---- Input for this task

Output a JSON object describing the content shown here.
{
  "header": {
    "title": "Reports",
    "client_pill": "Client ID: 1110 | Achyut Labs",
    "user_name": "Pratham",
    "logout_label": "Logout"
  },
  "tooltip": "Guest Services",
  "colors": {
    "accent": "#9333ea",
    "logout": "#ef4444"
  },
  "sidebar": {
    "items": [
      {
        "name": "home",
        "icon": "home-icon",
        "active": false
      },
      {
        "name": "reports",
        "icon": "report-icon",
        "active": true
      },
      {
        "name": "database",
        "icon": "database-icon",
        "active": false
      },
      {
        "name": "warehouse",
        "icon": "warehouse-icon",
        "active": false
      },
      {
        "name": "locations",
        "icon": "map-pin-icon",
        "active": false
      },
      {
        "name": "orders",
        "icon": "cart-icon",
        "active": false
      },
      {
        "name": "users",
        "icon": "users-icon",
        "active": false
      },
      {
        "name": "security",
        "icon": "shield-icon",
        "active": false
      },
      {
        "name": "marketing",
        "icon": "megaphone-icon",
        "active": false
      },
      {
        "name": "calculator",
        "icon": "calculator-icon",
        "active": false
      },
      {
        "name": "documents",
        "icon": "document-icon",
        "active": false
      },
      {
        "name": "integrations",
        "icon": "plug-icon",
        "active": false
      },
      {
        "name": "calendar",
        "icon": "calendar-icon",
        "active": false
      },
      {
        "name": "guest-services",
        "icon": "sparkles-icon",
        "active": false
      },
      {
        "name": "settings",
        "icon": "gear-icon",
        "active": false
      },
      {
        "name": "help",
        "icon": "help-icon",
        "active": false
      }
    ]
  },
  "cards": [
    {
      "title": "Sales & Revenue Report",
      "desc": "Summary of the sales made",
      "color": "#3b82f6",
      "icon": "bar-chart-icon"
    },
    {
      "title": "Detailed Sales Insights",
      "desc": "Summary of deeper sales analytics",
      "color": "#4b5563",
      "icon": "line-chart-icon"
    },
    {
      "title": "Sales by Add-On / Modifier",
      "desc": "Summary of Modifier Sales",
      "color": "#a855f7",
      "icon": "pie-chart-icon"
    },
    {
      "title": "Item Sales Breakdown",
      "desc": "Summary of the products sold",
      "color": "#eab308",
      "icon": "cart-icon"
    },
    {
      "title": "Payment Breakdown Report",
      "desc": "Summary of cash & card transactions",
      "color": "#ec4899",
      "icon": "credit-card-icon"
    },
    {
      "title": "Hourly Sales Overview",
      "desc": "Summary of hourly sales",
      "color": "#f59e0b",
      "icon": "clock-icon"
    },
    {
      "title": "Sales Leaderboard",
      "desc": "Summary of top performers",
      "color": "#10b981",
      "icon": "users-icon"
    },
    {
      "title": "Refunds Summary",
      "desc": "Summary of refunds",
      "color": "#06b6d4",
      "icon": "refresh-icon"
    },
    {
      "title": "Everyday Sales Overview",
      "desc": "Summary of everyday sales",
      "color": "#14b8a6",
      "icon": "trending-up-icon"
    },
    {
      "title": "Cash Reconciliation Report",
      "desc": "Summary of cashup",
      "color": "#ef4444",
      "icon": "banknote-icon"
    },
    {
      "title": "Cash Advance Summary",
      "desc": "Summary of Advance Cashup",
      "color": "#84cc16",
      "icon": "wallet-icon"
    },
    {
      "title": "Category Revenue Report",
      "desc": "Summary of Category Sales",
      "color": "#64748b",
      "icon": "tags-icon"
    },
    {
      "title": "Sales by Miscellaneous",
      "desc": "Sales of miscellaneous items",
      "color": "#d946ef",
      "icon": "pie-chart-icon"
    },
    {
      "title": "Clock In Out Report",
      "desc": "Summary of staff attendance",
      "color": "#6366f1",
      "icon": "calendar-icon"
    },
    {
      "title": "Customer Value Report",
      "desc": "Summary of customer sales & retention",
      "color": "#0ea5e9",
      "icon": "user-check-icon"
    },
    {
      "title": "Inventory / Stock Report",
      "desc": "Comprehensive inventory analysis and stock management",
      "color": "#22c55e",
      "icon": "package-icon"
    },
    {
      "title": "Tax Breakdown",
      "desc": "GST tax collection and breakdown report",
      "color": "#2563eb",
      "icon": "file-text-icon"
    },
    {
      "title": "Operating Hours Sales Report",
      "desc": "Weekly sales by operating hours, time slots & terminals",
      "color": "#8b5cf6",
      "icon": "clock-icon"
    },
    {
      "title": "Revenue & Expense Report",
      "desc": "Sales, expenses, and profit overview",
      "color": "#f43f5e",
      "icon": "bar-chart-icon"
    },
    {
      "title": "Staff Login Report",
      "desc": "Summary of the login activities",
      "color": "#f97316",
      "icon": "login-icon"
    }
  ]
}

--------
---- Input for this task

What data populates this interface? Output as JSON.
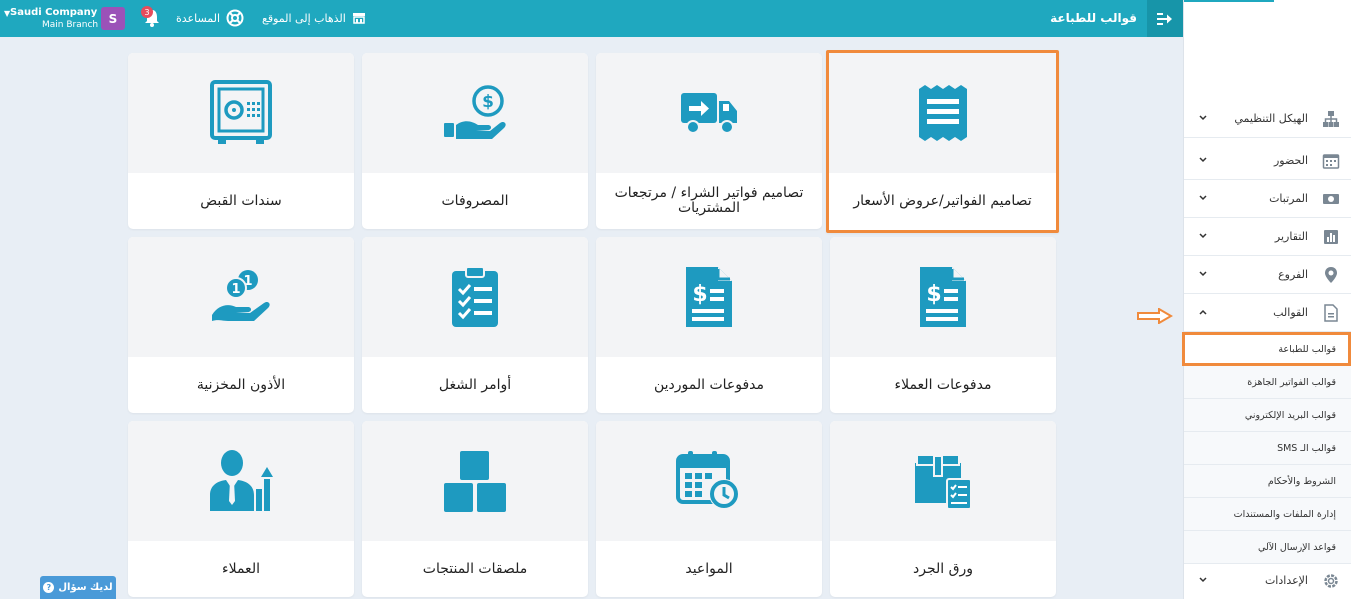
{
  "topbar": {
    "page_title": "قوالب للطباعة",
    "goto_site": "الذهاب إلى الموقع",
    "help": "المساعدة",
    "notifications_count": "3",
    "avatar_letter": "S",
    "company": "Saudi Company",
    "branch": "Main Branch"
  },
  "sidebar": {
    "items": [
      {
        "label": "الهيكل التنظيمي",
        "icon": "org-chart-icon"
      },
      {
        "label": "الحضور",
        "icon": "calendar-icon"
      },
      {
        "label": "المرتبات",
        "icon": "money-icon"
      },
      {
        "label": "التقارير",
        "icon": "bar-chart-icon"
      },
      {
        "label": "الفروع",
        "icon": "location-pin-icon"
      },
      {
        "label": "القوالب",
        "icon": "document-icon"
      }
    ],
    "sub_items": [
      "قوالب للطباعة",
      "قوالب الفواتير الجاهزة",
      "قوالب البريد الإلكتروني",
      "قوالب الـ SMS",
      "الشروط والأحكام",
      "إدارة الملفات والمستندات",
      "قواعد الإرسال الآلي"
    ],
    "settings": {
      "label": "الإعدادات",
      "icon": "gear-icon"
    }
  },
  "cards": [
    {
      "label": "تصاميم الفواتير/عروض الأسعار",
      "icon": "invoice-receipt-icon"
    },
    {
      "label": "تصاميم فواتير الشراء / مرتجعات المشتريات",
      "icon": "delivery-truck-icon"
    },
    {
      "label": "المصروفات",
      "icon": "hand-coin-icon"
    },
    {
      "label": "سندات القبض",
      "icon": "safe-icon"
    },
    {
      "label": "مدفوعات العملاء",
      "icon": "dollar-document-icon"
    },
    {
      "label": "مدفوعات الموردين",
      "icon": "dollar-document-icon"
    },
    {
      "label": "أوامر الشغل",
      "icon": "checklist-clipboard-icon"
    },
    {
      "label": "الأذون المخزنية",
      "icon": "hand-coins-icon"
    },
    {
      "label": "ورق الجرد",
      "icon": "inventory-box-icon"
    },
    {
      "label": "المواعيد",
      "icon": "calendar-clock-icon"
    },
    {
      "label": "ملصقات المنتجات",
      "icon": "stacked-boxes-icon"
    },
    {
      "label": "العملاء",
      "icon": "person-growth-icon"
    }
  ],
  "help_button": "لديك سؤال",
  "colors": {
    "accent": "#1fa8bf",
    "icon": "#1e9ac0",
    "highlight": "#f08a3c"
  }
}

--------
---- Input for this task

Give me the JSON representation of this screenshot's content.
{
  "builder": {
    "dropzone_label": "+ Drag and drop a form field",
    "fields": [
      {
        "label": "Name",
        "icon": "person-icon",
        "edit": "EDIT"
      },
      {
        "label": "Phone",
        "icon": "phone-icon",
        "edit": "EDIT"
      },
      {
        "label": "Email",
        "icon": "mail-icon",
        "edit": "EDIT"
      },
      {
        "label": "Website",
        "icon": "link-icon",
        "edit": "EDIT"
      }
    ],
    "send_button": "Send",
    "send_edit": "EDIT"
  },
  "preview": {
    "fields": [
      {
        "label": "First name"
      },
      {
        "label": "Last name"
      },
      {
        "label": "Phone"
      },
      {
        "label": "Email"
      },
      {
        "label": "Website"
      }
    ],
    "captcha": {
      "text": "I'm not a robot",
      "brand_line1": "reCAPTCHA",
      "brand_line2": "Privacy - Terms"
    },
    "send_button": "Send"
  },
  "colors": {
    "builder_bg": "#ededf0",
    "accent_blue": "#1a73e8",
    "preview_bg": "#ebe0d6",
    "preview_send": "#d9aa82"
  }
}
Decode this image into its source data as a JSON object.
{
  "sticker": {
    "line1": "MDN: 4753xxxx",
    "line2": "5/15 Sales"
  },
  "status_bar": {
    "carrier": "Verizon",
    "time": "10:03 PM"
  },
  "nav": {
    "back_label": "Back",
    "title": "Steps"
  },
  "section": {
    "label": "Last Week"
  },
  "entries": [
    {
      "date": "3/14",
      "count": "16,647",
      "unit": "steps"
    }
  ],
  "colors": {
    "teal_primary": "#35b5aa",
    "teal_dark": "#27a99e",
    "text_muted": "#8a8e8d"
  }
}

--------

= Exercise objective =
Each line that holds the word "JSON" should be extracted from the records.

= Result =
Output a JSON object describing the content shown here.
What data populates this interface? Output as JSON.
Give me the JSON representation of this screenshot's content.
Decode this image into its source data as a JSON object.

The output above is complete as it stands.